As a freshman, Woodson played only on the defensive side of the ball, recording 45 tackles and five interceptions. It was in his sophomore year that he started returning punts/kicks and playing on offense (including one pass as a sophomore during the Alabama game). Coaches have said they just want Peppers to get to Michigan first. They’ll begin with him defensively and as he’s ready to play elsewhere and as the team needs it, they certainly won’t hold him back. So, all of that brings me to your question as to Peppers’ potential. Does he have the physical ability and attitude to be the kind of impact player Woodson was at Michigan? Yes, I think he does. However, a lot of that will depend on how he acclimates himself to college life, the choices he makes, avoiding injury and how much freedom he’s given on the field. Not all of that is in his control, and we’ve seen some of the best athletes fall victim to those things. So, is it possible? Yes. Would it be good for Michigan? Absolutely. Having a player like Woodson would be good for Michigan in every way.
David, NYC: If Peppers comes in ready to start do we move Blake Countess inside to the nickel? Raymon Taylor is strictly a boundary CB, right?
A: Honestly, I think the better place to put Peppers would be free safety, both because of his skills and the lack of depth for the Wolverines there. It will give him the freedom to roam the field a little more and make big stops. I could see Countess moving to the nickel, though his biggest asset next season will be off the statistics chart in the leadership category. It’ll be a very young secondary group and the Wolverines will need a vocal upperclassman leader. And yes, Taylor is a boundary corner -- you’re answering your own questions here -- and will be used in that same position next season. The field corner position will likely be a battle between rising sophomores Jourdan Lewis and Channing Stribling.
Shane Morris completed 24-of-38 passes for 196 yards in Michigan's bowl game.
Patrick, Florida: How open do you think the quarterback battle really is?
A: I said this earlier this week, but I do believe there was a decent amount of coach-\speak in that sentiment. People would’ve gone crazy if Hoke had said “Yep, Devin Gardner is definitely still our quarterback,” considering Gardner is still injured and Shane Morris played well in the bowl game. But I think it’s Gardner’s job to lose. He has the experience factor. He has an ability to extend plays.

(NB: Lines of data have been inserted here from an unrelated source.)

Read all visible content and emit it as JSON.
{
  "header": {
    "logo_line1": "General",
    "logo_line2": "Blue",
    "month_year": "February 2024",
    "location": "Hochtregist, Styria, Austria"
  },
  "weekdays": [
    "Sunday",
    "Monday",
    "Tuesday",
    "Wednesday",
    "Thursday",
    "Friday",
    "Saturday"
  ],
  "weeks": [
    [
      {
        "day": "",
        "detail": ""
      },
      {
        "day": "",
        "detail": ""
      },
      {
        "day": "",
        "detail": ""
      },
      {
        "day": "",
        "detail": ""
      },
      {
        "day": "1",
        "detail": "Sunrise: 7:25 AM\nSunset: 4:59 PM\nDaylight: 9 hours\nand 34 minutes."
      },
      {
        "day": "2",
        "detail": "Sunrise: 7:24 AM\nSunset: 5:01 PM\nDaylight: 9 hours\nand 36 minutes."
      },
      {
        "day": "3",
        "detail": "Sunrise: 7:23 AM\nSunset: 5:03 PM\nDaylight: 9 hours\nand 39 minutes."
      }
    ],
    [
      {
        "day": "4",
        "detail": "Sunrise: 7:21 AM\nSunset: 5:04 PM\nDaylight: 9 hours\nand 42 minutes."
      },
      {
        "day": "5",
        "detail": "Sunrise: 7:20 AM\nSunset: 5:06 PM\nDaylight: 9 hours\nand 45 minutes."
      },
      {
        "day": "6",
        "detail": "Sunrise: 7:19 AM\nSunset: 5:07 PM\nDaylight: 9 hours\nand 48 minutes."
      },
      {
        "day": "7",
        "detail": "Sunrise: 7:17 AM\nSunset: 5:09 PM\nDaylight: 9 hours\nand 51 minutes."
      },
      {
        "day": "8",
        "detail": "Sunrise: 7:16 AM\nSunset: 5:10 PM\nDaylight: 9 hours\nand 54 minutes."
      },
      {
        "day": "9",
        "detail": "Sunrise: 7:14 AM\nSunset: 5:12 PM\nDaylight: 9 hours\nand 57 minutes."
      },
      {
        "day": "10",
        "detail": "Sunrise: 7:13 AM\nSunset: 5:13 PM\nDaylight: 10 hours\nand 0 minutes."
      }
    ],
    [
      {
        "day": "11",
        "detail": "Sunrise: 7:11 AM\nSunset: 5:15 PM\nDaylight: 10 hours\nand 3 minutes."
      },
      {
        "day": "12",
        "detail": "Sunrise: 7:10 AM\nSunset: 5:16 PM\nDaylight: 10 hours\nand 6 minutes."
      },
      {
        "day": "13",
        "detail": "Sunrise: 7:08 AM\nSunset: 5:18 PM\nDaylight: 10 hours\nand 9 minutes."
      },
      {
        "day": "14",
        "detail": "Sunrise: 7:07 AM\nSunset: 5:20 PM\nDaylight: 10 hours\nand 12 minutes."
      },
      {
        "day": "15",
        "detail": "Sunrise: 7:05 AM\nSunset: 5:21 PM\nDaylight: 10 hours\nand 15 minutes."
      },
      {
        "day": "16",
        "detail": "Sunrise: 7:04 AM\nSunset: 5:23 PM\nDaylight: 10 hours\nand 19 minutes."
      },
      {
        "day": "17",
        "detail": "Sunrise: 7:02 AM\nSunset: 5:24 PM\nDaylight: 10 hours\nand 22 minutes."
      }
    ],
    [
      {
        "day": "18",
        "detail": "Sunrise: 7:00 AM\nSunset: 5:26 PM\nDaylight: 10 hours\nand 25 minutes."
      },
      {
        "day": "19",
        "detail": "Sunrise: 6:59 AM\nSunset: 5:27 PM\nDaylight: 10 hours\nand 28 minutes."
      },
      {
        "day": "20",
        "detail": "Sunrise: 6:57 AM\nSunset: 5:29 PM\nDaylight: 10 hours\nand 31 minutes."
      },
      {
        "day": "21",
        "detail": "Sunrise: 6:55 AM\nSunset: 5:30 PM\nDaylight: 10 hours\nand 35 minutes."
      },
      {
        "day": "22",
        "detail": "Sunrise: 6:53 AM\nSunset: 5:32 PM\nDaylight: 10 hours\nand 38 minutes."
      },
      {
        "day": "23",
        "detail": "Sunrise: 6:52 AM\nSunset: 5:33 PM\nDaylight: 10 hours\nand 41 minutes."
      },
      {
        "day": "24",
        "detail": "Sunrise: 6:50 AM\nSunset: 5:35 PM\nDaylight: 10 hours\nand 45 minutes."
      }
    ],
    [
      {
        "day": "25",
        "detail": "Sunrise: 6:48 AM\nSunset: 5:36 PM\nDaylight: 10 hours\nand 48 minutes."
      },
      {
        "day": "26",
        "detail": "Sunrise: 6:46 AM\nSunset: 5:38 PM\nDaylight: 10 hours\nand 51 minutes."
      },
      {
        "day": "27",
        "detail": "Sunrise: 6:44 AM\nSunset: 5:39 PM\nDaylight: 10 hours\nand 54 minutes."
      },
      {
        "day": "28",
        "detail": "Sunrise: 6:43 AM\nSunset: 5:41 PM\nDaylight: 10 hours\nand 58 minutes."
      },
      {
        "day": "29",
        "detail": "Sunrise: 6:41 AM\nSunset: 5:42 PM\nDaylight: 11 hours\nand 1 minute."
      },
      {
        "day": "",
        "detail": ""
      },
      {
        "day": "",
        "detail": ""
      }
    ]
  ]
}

And with an offseason spent really focusing on his footwork and decision making, I think some of those mistakes we saw this year (throwing late over the middle is NEVER a good idea) will disappear. But Morris is right there, champing at the bit. If Gardner doesn’t improve in his decision-making, then perhaps Morris’ ability will trump Garner’s experience and play-extension skills.
Timothy: Your early favorite for MLTF (Most Likely To Flow) in the 2014 LB class?
A: The Wolverines signed four linebackers: Michael Ferns, Chase Winovich, Noah Furbush and Jared Wangler. Easy. Wangler. His hair is already a little bit longer and seeing that his father played and his older brother plays for Michigan, he has clearly heard of the legendary flowful Wolverines. He went to Catholic school, where flow was probably looked down upon, so maybe by the time he gets to Michigan he’s going to want to let it grow out. Plus, look at photos of John Wangler when he was at Michigan … that man had some flow. Jared has genetics on his side. Ferns, Winovich and Furbush all seem like they’d be ones to keep a short, clean haircut.